Two brothers faced each other in wheelchairs. Only by sheer accident of fate did these two Syrian refugees find themselves reunited in a small center in central Amman. Every refugee there had a story, each one enough to scar for a lifetime.
Many at the center had been injured by barrel bombs. One man had lost a third of his brain as a result of a sniper’s bullet, with a grapefruit sized hole in the side of his head. A chemistry teacher had lost one eye and could not even remember how he arrived in Jordan. Ibrahim was eleven having lost his mother and sisters to a barrel bomb. Now he excitedly connects to the world on his mobile by Facebook. It seems to calm him that he can talk to the outside world and so forget his own. Cyberlinks aside, the question remains whether the real world is communicating, listening and still cares.

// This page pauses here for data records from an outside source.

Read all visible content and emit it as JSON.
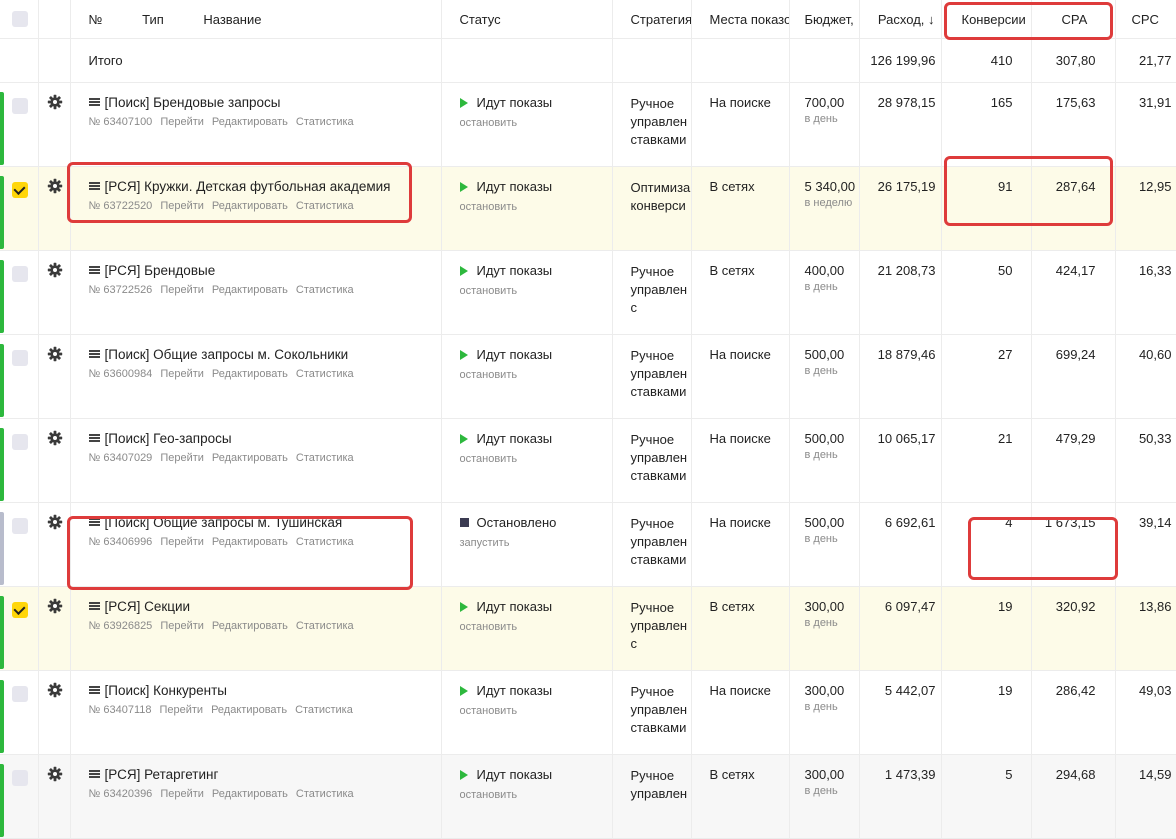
{
  "header": {
    "num": "№",
    "type": "Тип",
    "name": "Название",
    "status": "Статус",
    "strategy": "Стратегия",
    "places": "Места показов",
    "budget": "Бюджет,",
    "spend": "Расход, ↓",
    "conversions": "Конверсии",
    "cpa": "CPA",
    "cpc": "CPC"
  },
  "totals": {
    "label": "Итого",
    "spend": "126 199,96",
    "conversions": "410",
    "cpa": "307,80",
    "cpc": "21,77"
  },
  "row_actions": {
    "go": "Перейти",
    "edit": "Редактировать",
    "stats": "Статистика"
  },
  "colors": {
    "active_stripe": "#2db83d",
    "stopped_stripe": "#b8bccc",
    "checkbox_checked": "#ffd60a",
    "highlight": "#de3b3b"
  },
  "rows": [
    {
      "title": "[Поиск] Брендовые запросы",
      "id": "№ 63407100",
      "status": "Идут показы",
      "status_action": "остановить",
      "strategy": [
        "Ручное",
        "управлен",
        "ставками"
      ],
      "places": "На поиске",
      "budget": "700,00",
      "budget_period": "в день",
      "spend": "28 978,15",
      "conversions": "165",
      "cpa": "175,63",
      "cpc": "31,91"
    },
    {
      "title": "[РСЯ] Кружки. Детская футбольная академия",
      "id": "№ 63722520",
      "status": "Идут показы",
      "status_action": "остановить",
      "strategy": [
        "Оптимиза",
        "конверси",
        ""
      ],
      "places": "В сетях",
      "budget": "5 340,00",
      "budget_period": "в неделю",
      "spend": "26 175,19",
      "conversions": "91",
      "cpa": "287,64",
      "cpc": "12,95"
    },
    {
      "title": "[РСЯ] Брендовые",
      "id": "№ 63722526",
      "status": "Идут показы",
      "status_action": "остановить",
      "strategy": [
        "Ручное",
        "управлен",
        "с"
      ],
      "places": "В сетях",
      "budget": "400,00",
      "budget_period": "в день",
      "spend": "21 208,73",
      "conversions": "50",
      "cpa": "424,17",
      "cpc": "16,33"
    },
    {
      "title": "[Поиск] Общие запросы м. Сокольники",
      "id": "№ 63600984",
      "status": "Идут показы",
      "status_action": "остановить",
      "strategy": [
        "Ручное",
        "управлен",
        "ставками"
      ],
      "places": "На поиске",
      "budget": "500,00",
      "budget_period": "в день",
      "spend": "18 879,46",
      "conversions": "27",
      "cpa": "699,24",
      "cpc": "40,60"
    },
    {
      "title": "[Поиск] Гео-запросы",
      "id": "№ 63407029",
      "status": "Идут показы",
      "status_action": "остановить",
      "strategy": [
        "Ручное",
        "управлен",
        "ставками"
      ],
      "places": "На поиске",
      "budget": "500,00",
      "budget_period": "в день",
      "spend": "10 065,17",
      "conversions": "21",
      "cpa": "479,29",
      "cpc": "50,33"
    },
    {
      "title": "[Поиск] Общие запросы м. Тушинская",
      "id": "№ 63406996",
      "status": "Остановлено",
      "status_action": "запустить",
      "strategy": [
        "Ручное",
        "управлен",
        "ставками"
      ],
      "places": "На поиске",
      "budget": "500,00",
      "budget_period": "в день",
      "spend": "6 692,61",
      "conversions": "4",
      "cpa": "1 673,15",
      "cpc": "39,14"
    },
    {
      "title": "[РСЯ] Секции",
      "id": "№ 63926825",
      "status": "Идут показы",
      "status_action": "остановить",
      "strategy": [
        "Ручное",
        "управлен",
        "с"
      ],
      "places": "В сетях",
      "budget": "300,00",
      "budget_period": "в день",
      "spend": "6 097,47",
      "conversions": "19",
      "cpa": "320,92",
      "cpc": "13,86"
    },
    {
      "title": "[Поиск] Конкуренты",
      "id": "№ 63407118",
      "status": "Идут показы",
      "status_action": "остановить",
      "strategy": [
        "Ручное",
        "управлен",
        "ставками"
      ],
      "places": "На поиске",
      "budget": "300,00",
      "budget_period": "в день",
      "spend": "5 442,07",
      "conversions": "19",
      "cpa": "286,42",
      "cpc": "49,03"
    },
    {
      "title": "[РСЯ] Ретаргетинг",
      "id": "№ 63420396",
      "status": "Идут показы",
      "status_action": "остановить",
      "strategy": [
        "Ручное",
        "управлен",
        ""
      ],
      "places": "В сетях",
      "budget": "300,00",
      "budget_period": "в день",
      "spend": "1 473,39",
      "conversions": "5",
      "cpa": "294,68",
      "cpc": "14,59"
    }
  ]
}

Is the outside world about to abandon them and in the process abandon Jordan too?
Jordan’s international obligations are to keep its borders open but can it bear the entire burden?Chris Doyle